When most people think of big cities for startups, they’ll think of major entrepreneurial hubs like San Francisco, Portland, Oregon, and New York City. But the truth is that many smaller American cities are taking over as favored places to start a business. Salt Lake City is one of those cities.
In fact, Entrepreneur magazine published an article last August titled “9 Hot Startup U.S. Cities That Aren’t San Francisco or New York,” naming Salt Lake City the number one U.S. city for startups. The article refers to Salt Lake City as “Silicon Slopes” because it has been especially friendly to entrepreneurs in the software and hardware industries, and it lists Adobe and Workday as two of many big tech companies to have recently moved to the city. It also lists several factors that fuel the city’s entrepreneurial spirit: First, the city has historically been home to major tech companies like Novell and WordPerfect, and alumni from these companies have gone on to pioneer new, successful startups.
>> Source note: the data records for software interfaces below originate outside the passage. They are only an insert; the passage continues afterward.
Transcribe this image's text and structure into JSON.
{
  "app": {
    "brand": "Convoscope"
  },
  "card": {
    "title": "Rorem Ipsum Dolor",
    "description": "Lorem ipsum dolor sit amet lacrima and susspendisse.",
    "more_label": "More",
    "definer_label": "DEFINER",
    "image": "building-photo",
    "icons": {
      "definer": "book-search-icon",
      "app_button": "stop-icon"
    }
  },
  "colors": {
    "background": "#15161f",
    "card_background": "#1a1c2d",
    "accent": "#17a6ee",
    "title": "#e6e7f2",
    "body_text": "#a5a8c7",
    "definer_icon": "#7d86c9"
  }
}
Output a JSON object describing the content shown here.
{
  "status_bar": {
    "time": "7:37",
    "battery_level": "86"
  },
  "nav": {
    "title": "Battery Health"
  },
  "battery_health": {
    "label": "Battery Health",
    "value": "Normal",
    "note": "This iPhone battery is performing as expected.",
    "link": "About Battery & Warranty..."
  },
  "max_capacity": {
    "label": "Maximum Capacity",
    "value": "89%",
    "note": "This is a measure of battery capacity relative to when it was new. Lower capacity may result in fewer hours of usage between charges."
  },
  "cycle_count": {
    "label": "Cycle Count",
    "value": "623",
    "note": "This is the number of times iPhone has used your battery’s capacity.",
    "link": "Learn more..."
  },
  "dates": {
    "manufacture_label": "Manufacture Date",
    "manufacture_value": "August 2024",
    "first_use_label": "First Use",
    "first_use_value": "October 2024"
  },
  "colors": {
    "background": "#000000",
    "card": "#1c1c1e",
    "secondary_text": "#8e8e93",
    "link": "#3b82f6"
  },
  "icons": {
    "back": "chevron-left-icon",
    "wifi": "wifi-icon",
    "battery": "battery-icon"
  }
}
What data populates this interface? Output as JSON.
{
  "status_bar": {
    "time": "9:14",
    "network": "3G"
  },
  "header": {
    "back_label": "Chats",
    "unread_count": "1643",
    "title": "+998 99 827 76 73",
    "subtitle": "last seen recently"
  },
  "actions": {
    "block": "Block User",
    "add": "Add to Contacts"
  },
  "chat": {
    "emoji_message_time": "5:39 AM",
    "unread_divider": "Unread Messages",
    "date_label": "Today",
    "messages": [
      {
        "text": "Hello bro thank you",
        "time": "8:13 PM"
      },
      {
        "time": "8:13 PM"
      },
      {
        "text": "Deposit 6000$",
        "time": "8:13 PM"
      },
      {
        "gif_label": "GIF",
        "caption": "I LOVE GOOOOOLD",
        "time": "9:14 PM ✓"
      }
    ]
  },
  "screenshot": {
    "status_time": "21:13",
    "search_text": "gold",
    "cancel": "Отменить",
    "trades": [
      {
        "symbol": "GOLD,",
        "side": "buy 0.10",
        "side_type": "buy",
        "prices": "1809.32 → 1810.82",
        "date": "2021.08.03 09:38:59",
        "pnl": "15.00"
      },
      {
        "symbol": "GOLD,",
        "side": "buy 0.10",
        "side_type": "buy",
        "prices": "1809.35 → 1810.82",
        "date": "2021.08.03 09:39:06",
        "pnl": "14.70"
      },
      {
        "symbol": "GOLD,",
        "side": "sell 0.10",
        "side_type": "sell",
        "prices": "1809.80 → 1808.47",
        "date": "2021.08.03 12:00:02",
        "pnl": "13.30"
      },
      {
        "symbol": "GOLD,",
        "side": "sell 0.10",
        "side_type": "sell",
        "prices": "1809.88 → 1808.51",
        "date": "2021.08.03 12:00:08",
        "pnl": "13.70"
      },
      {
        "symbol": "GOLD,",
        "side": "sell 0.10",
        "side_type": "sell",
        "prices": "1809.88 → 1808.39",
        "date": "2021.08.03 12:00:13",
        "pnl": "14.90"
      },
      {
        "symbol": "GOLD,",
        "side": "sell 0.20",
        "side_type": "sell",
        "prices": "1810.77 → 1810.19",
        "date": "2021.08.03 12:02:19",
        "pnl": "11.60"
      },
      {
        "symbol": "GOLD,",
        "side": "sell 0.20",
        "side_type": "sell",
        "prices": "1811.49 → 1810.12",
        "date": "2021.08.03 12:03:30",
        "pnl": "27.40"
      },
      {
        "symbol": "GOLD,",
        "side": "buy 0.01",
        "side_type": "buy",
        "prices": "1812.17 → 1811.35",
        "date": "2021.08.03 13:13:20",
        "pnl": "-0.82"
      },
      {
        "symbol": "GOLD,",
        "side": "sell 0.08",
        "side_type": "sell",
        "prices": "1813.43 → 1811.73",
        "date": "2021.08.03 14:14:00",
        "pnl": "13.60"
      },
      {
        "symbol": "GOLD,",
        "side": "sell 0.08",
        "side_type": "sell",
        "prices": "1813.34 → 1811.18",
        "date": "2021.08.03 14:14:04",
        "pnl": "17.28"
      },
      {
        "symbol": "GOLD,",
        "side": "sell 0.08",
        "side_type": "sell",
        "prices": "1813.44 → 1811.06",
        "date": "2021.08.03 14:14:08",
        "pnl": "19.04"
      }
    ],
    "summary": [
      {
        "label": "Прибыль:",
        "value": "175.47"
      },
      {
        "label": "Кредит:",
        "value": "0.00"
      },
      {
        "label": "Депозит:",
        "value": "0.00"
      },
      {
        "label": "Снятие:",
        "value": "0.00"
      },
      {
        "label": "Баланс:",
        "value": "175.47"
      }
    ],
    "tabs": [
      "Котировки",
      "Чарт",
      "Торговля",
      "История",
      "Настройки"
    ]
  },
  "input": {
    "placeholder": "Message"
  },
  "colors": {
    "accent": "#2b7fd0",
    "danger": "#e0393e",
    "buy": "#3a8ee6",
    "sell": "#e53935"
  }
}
These startups, in turn, have inspired new entrepreneurs to come and stake their claims in the area. Second, venture capitalists invested nearly $1 billion in local startups in Salt Lake City in 2014, putting the city at number one nationally in dollar-per-deal average. Third, the city happens to host the highest percentage of foreign-language speakers in the country, as many Mormon missionaries return to the area after spending time abroad.
Entrepreneur isn’t the only media outlet to analyze Salt Lake City’s entrepreneurial spirit. The New Yorker published an article in February 2015 titled “How Utah Became the Next Silicon Valley.” According to the article, there are two key traits that associate an industry with innovation: One, the industry invests a great deal in research and development. And two, the industry employs high proportions of people from the fields of science, technology, engineering, and math (collectively known as the “S.T.E.M.” fields.) Those industries that exhibit these two traits make up what Brookings Institution’s Metropolitan Policy Program calls the “super-sector.” The article then explored where this super-sector of advanced industries exists in the United States, and as it turns out, three of the 15 cities with the highest concentration of employees in the super-sector are located within the state of Utah—namely, Salt Lake City, Provo, and Ogden.
The New Yorker posits that Utah has become “the next Silicon Valley” for several reasons. First, it’s where more and more tech companies are opening offices. Second, the population in Utah seems to have a cultural knack for salesmanship and entrepreneurship. Third, several local universities—particularly Brigham Young University—are graduating high numbers of S.T.E.M. students. Four, there are policies and infrastructure (namely, tax breaks and a light-rail system that connects Utah’s biggest cities) that attract businesses. And five, the Salt Lake area’s relatively low population allows businesspeople to get to know each other very well.
Overall, the startup culture in Salt Lake City and along with Wasatch Front is fascinating, and only time will will just how strongly the “Silicon Slopes” live up to their name.